The list includes plenty of "name" players, but most of them still lack the production, though potential is sky high.
Devin Smith and Corey Brown headline the group. In limited touches last season, Smith managed to put himself in Buckeye lore by snagging Braxton Miller 40-yard desperation heave in the closing seconds against Wisconsin. The touchdown sent Ohio Stadium into a frenzy, as fans breathed a sigh of relief after months of turmoil.
Evan Spencer, who's coming off an injury, Verlon Reed, Chris Fields and spring sensation Michael Thomas round out the receivers.
There was no surprise with the name who will throw them the football - Braxton Miller. That doesn't mean he can sit back and relax all summer. Meyer is looking for more improvement from his starting quarterback, and not just on the field. He wants Miller to develop into a team leader.
"Much rides on the leadership of Braxton and Kenny (Guiton) this summer for our passing game to be functional this fall."
The biggest surprise on the defensive side was Doran Grant earning co-starting duties with Travis Howard at cornerback. Howard is very highly regarded.
The defensive line starred throughout the spring, and looking at them on paper, the potential to be otherworldly in the fall is there. John Simon and Johnathan Hankins are both projected to be first-round NFL draft picks, and Michael Bennett isn't even starting. The depth on the front four could be a valuable asset for the Buckeye comes October and November.
"Michael Bennett was a surprise on defense," Meyer said. "He's listed as a backup to Johnathan Hankins, but that may not necessarily be the case in the fall. It's hard for me to say that he isn't one of the four best."
Two players not listed on the depth chart: Nathan Williams and Noah Spence. That doesn't mean they won't contribute, though.
Williams is recovering from microfracture surgery that kept him out of all but one game in 2011. If he returns fully healthy, and all indications are he will, Williams will slide in at the Leo position.
"He's doing good," Meyer said. "June is a real critical month for him. He's running in the pool. I see him every day. He's very committed. From everything I understand, Luke Fickell thinks extremely highly of him. He made comments that he may be the best (defensive end) we have, so we need to get him back."
Meyer has said freshman will be play if they prove they can contribute. Add Spence to that list.
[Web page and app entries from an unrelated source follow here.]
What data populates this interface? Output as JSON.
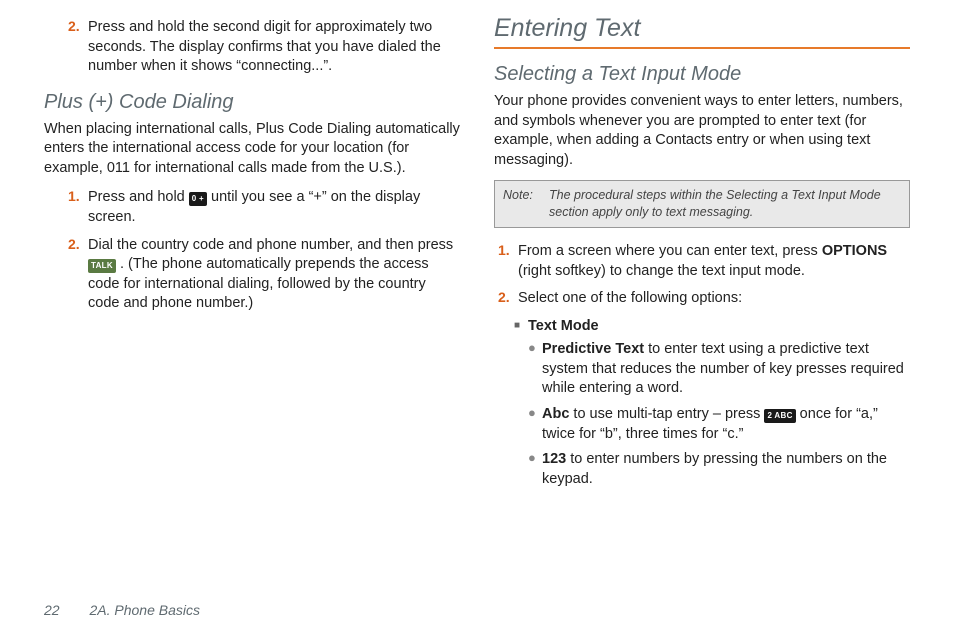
{
  "left": {
    "step2": {
      "num": "2.",
      "text": "Press and hold the second digit for approximately two seconds. The display confirms that you have dialed the number when it shows “connecting...”."
    },
    "heading": "Plus (+) Code Dialing",
    "intro": "When placing international calls, Plus Code Dialing automatically enters the international access code for your location (for example, 011 for international calls made from the U.S.).",
    "pstep1": {
      "num": "1.",
      "pre": "Press and hold ",
      "key": "0 +",
      "post": " until you see a “+” on the display screen."
    },
    "pstep2": {
      "num": "2.",
      "pre": "Dial the country code and phone number, and then press ",
      "key": "TALK",
      "post": ". (The phone automatically prepends the access code for international dialing, followed by the country code and phone number.)"
    }
  },
  "right": {
    "h1": "Entering Text",
    "h2": "Selecting a Text Input Mode",
    "intro": "Your phone provides convenient ways to enter letters, numbers, and symbols whenever you are prompted to enter text (for example, when adding a Contacts entry or when using text messaging).",
    "note": {
      "label": "Note:",
      "text": "The procedural steps within the Selecting a Text Input Mode section apply only to text messaging."
    },
    "step1": {
      "num": "1.",
      "pre": "From a screen where you can enter text, press ",
      "bold": "OPTIONS",
      "post": " (right softkey) to change the text input mode."
    },
    "step2": {
      "num": "2.",
      "text": "Select one of the following options:"
    },
    "textmode_label": "Text Mode",
    "opt_predictive": {
      "label": "Predictive Text",
      "rest": " to enter text using a predictive text system that reduces the number of key presses required while entering a word."
    },
    "opt_abc": {
      "label": "Abc",
      "pre": " to use multi-tap entry – press ",
      "key": "2 ABC",
      "post": " once for “a,” twice for “b”, three times for “c.”"
    },
    "opt_123": {
      "label": "123",
      "rest": " to enter numbers by pressing the numbers on the keypad."
    }
  },
  "footer": {
    "page": "22",
    "section": "2A. Phone Basics"
  }
}
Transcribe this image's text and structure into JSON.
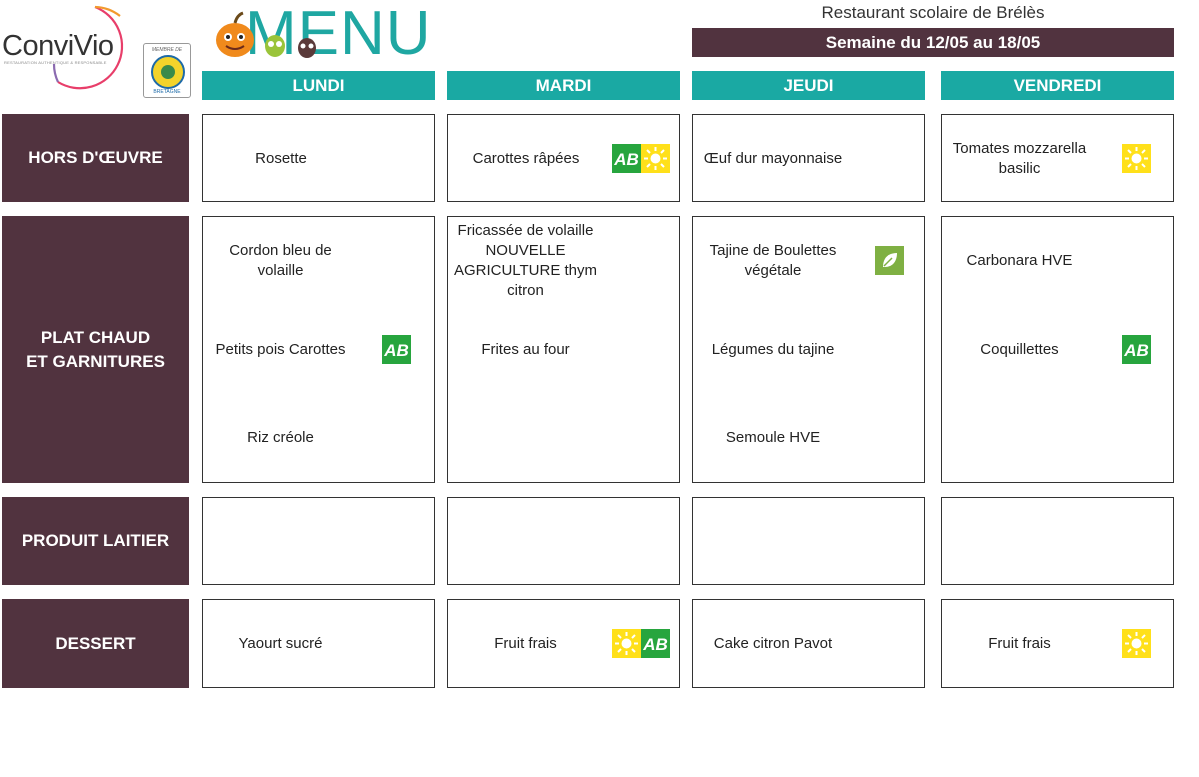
{
  "header": {
    "brand": "ConviVio",
    "brand_tagline": "RESTAURATION AUTHENTIQUE & RESPONSABLE",
    "badge_top": "MEMBRE DE",
    "badge_bottom": "BRETAGNE",
    "title": "MENU",
    "restaurant": "Restaurant scolaire de Brélès",
    "week": "Semaine du 12/05 au 18/05"
  },
  "days": [
    "LUNDI",
    "MARDI",
    "JEUDI",
    "VENDREDI"
  ],
  "rows": [
    {
      "label_line1": "HORS D'ŒUVRE",
      "label_line2": ""
    },
    {
      "label_line1": "PLAT CHAUD",
      "label_line2": "ET GARNITURES"
    },
    {
      "label_line1": "PRODUIT LAITIER",
      "label_line2": ""
    },
    {
      "label_line1": "DESSERT",
      "label_line2": ""
    }
  ],
  "menu": {
    "hors_doeuvre": {
      "lundi": "Rosette",
      "mardi": "Carottes râpées",
      "jeudi": "Œuf dur mayonnaise",
      "vendredi_l1": "Tomates mozzarella",
      "vendredi_l2": "basilic"
    },
    "plat": {
      "lundi_main_l1": "Cordon bleu de",
      "lundi_main_l2": "volaille",
      "lundi_side1": "Petits pois Carottes",
      "lundi_side2": "Riz créole",
      "mardi_main_l1": "Fricassée de volaille",
      "mardi_main_l2": "NOUVELLE",
      "mardi_main_l3": "AGRICULTURE thym",
      "mardi_main_l4": "citron",
      "mardi_side1": "Frites au four",
      "jeudi_main_l1": "Tajine de Boulettes",
      "jeudi_main_l2": "végétale",
      "jeudi_side1": "Légumes du tajine",
      "jeudi_side2": "Semoule HVE",
      "vendredi_main": "Carbonara HVE",
      "vendredi_side1": "Coquillettes"
    },
    "dessert": {
      "lundi": "Yaourt sucré",
      "mardi": "Fruit frais",
      "jeudi": "Cake citron Pavot",
      "vendredi": "Fruit frais"
    }
  },
  "labels": {
    "ab": "AB",
    "icons": [
      "ab-bio-icon",
      "sun-local-icon",
      "leaf-vegetarian-icon"
    ]
  },
  "colors": {
    "accent_teal": "#1aa9a3",
    "brand_plum": "#51333f",
    "bio_green": "#27a53e",
    "sun_yellow": "#ffe01a",
    "leaf_green": "#7fb043"
  }
}
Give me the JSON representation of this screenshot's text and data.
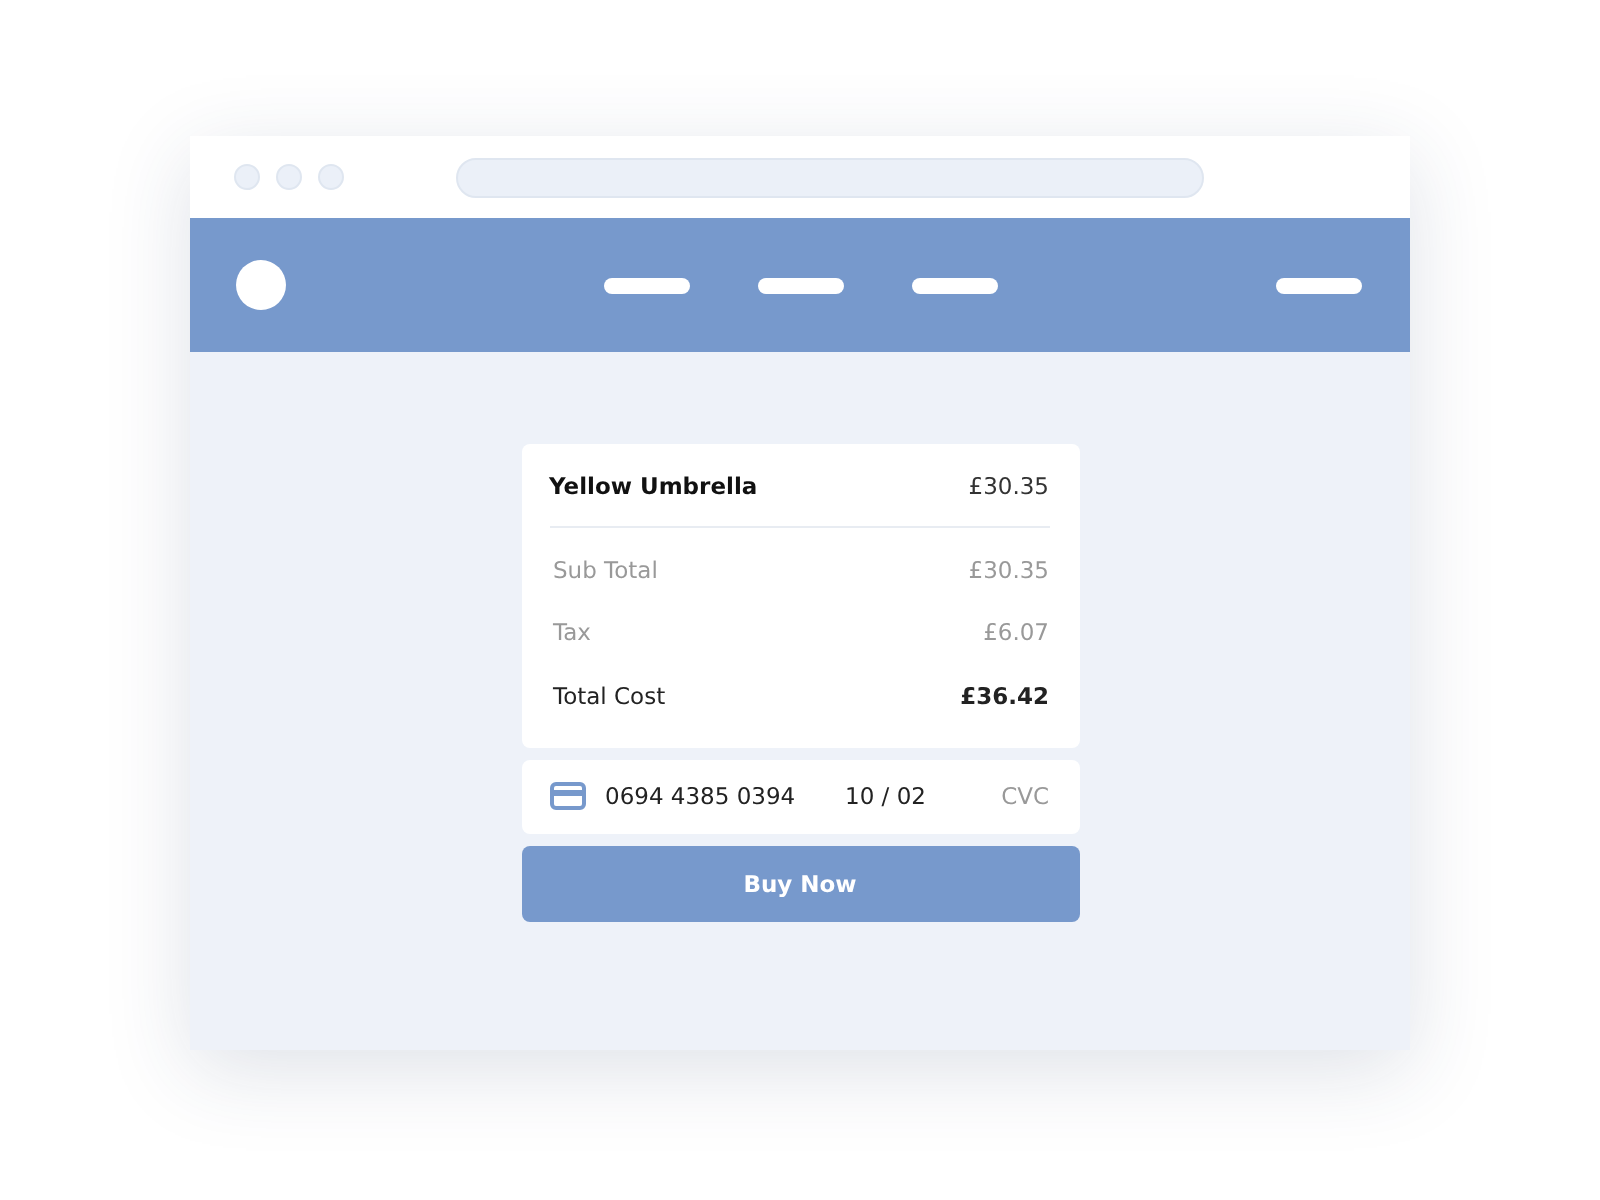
{
  "product": {
    "name": "Yellow Umbrella",
    "price": "£30.35"
  },
  "summary": [
    {
      "label": "Sub Total",
      "amount": "£30.35",
      "kind": "line"
    },
    {
      "label": "Tax",
      "amount": "£6.07",
      "kind": "line"
    },
    {
      "label": "Total Cost",
      "amount": "£36.42",
      "kind": "total"
    }
  ],
  "payment": {
    "card_number": "0694 4385 0394",
    "expiry": "10 / 02",
    "cvc": {
      "placeholder": "CVC"
    }
  },
  "buttons": [
    "Buy Now"
  ]
}
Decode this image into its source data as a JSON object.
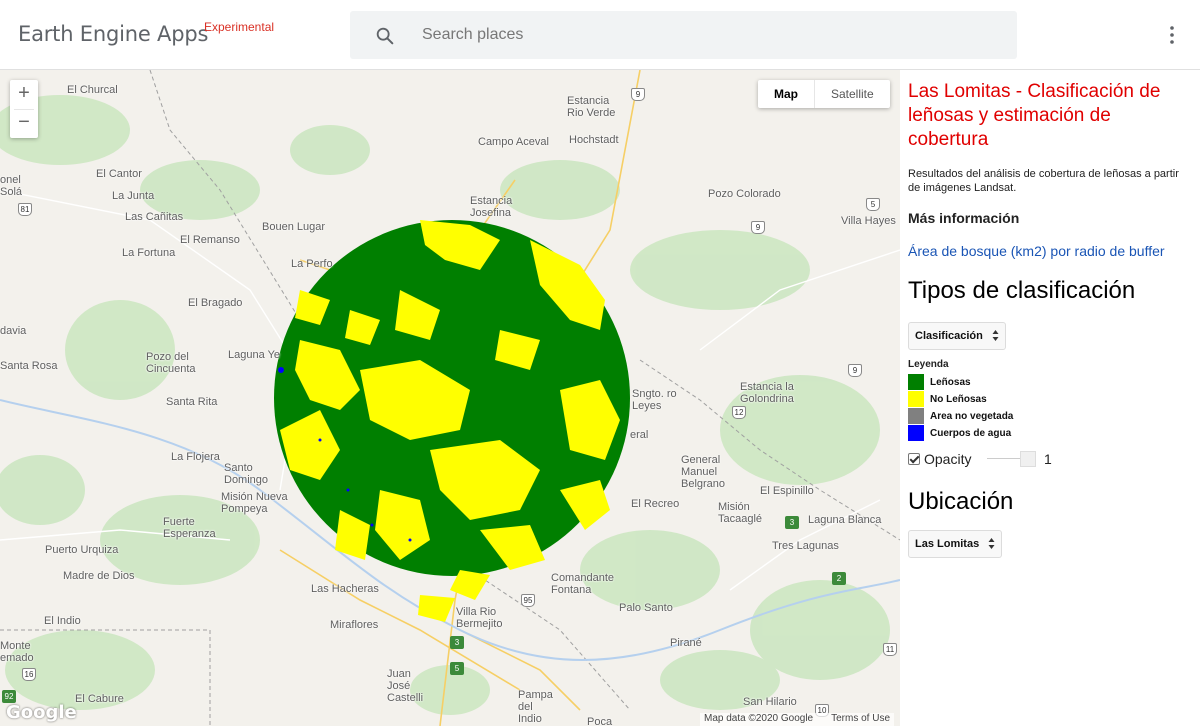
{
  "app": {
    "brand": "Earth Engine Apps",
    "badge": "Experimental",
    "search_placeholder": "Search places",
    "menu_icon": "more-vert-icon"
  },
  "map": {
    "zoom_in": "+",
    "zoom_out": "−",
    "map_type_map": "Map",
    "map_type_satellite": "Satellite",
    "google_logo": "Google",
    "attribution": "Map data ©2020 Google",
    "terms": "Terms of Use",
    "layer_colors": {
      "lenosas": "#007f00",
      "no_lenosas": "#ffff00",
      "agua": "#0000ff"
    },
    "places": [
      "El Churcal",
      "Estancia Rio Verde",
      "Hochstadt",
      "Campo Aceval",
      "El Cantor",
      "onel Solá",
      "La Junta",
      "Las Cañitas",
      "El Remanso",
      "Bouen Lugar",
      "La Fortuna",
      "La Perfo",
      "Estancia Josefina",
      "Pozo Colorado",
      "Villa Hayes",
      "El Bragado",
      "davia",
      "Pozo del Cincuenta",
      "Laguna Ye",
      "Santa Rosa",
      "Santa Rita",
      "Sngto. ro Leyes",
      "Estancia la Golondrina",
      "La Flojera",
      "Santo Domingo",
      "eral",
      "General Manuel Belgrano",
      "Misión Nueva Pompeya",
      "El Recreo",
      "El Espinillo",
      "Fuerte Esperanza",
      "Misión Tacaaglé",
      "Laguna Blanca",
      "Puerto Urquiza",
      "Tres Lagunas",
      "Madre de Dios",
      "Comandante Fontana",
      "Las Hacheras",
      "Palo Santo",
      "Villa Rio Bermejito",
      "El Indio",
      "Miraflores",
      "Monte emado",
      "Pirané",
      "Juan José Castelli",
      "El Cabure",
      "Pampa del Indio",
      "San Hilario",
      "Poca"
    ],
    "route_shields": [
      "9",
      "81",
      "9",
      "5",
      "9",
      "12",
      "3",
      "95",
      "2",
      "3",
      "5",
      "16",
      "92",
      "11",
      "10",
      "5"
    ]
  },
  "panel": {
    "title": "Las Lomitas - Clasificación de leñosas y estimación de cobertura",
    "description": "Resultados del análisis de cobertura de leñosas a partir de imágenes Landsat.",
    "more_info": "Más información",
    "link": "Área de bosque (km2) por radio de buffer",
    "section_classification": "Tipos de clasificación",
    "classification_select": "Clasificación",
    "legend_title": "Leyenda",
    "legend": [
      {
        "label": "Leñosas",
        "color": "#007f00"
      },
      {
        "label": "No Leñosas",
        "color": "#ffff00"
      },
      {
        "label": "Area no vegetada",
        "color": "#808080"
      },
      {
        "label": "Cuerpos de agua",
        "color": "#0000ff"
      }
    ],
    "opacity_label": "Opacity",
    "opacity_value": "1",
    "section_location": "Ubicación",
    "location_select": "Las Lomitas"
  }
}
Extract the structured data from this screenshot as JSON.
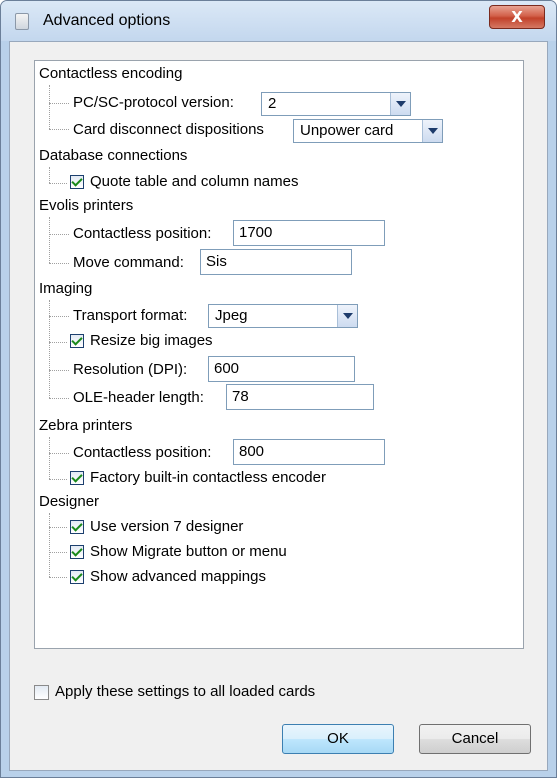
{
  "window": {
    "title": "Advanced options",
    "close_glyph": "X"
  },
  "tree": {
    "contactless_encoding": {
      "heading": "Contactless encoding",
      "protocol_label": "PC/SC-protocol version:",
      "protocol_value": "2",
      "disconnect_label": "Card disconnect dispositions",
      "disconnect_value": "Unpower card"
    },
    "database_connections": {
      "heading": "Database connections",
      "quote_label": "Quote table and column names",
      "quote_checked": true
    },
    "evolis_printers": {
      "heading": "Evolis printers",
      "position_label": "Contactless position:",
      "position_value": "1700",
      "move_label": "Move command:",
      "move_value": "Sis"
    },
    "imaging": {
      "heading": "Imaging",
      "transport_label": "Transport format:",
      "transport_value": "Jpeg",
      "resize_label": "Resize big images",
      "resize_checked": true,
      "resolution_label": "Resolution (DPI):",
      "resolution_value": "600",
      "ole_label": "OLE-header length:",
      "ole_value": "78"
    },
    "zebra_printers": {
      "heading": "Zebra printers",
      "position_label": "Contactless position:",
      "position_value": "800",
      "factory_label": "Factory built-in contactless encoder",
      "factory_checked": true
    },
    "designer": {
      "heading": "Designer",
      "v7_label": "Use version 7 designer",
      "v7_checked": true,
      "migrate_label": "Show Migrate button or menu",
      "migrate_checked": true,
      "mappings_label": "Show advanced mappings",
      "mappings_checked": true
    }
  },
  "footer": {
    "apply_all_label": "Apply these settings to all loaded cards",
    "apply_all_checked": false,
    "ok_label": "OK",
    "cancel_label": "Cancel"
  },
  "colors": {
    "frame": "#b9d1ea",
    "close_button": "#c2412a",
    "check": "#1a8a1a"
  }
}
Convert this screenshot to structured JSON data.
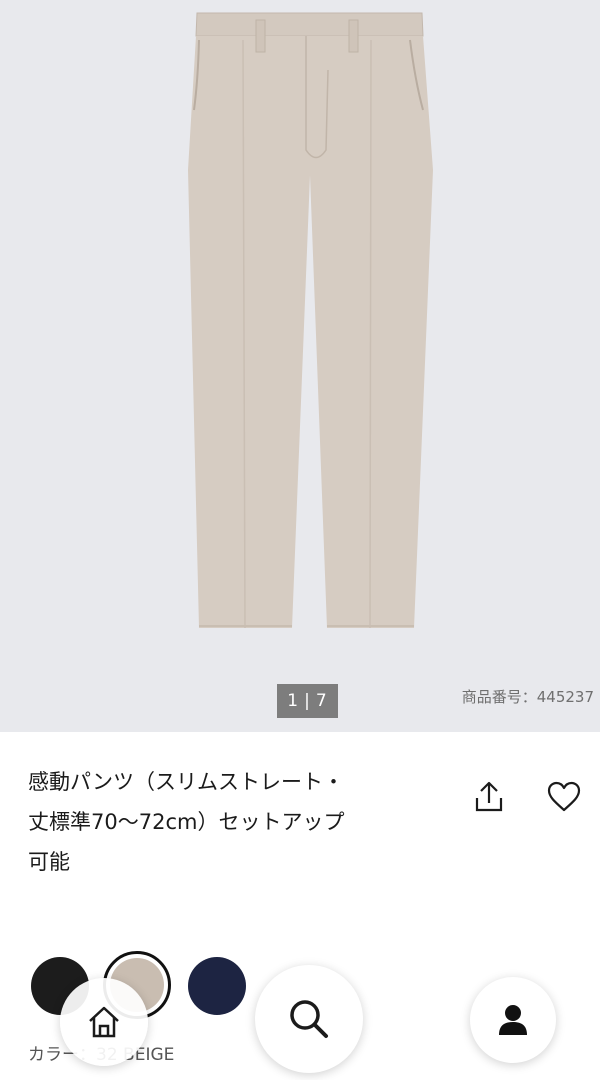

While the two-deep was set with competition in the spring, it can be amended.
"I anticipate Noah Spence would be in an immediate competition for playing time just from what I know as a player and what we need as a pass rusher," Meyer said.
That's a good sign for an already stacked position.
Meyer talked about the emphasis put on competing in the spring for jobs, while also developing the players on a fundamental and skill basis. Consider the mission accomplished.
"I think the urgency was there this spring, especially after the players were really made well aware of their playing time will be determined in spring practice and not so much the fall," Meyer said.
Talent, discipline and leadership are the three ingredients to success. They work individually and collectively. Meyer has coached two national championship winning teams giving him a front-row seat to what it takes to achieve at the highest level. Only time will tell if the 2012 version of Ohio State has all the necessary spices.
"Talent will get you about seven, eight wins," Meyer said. "Discipline pushes it to nine wins - maybe. Then when you get leadership, that's when magic starts happening."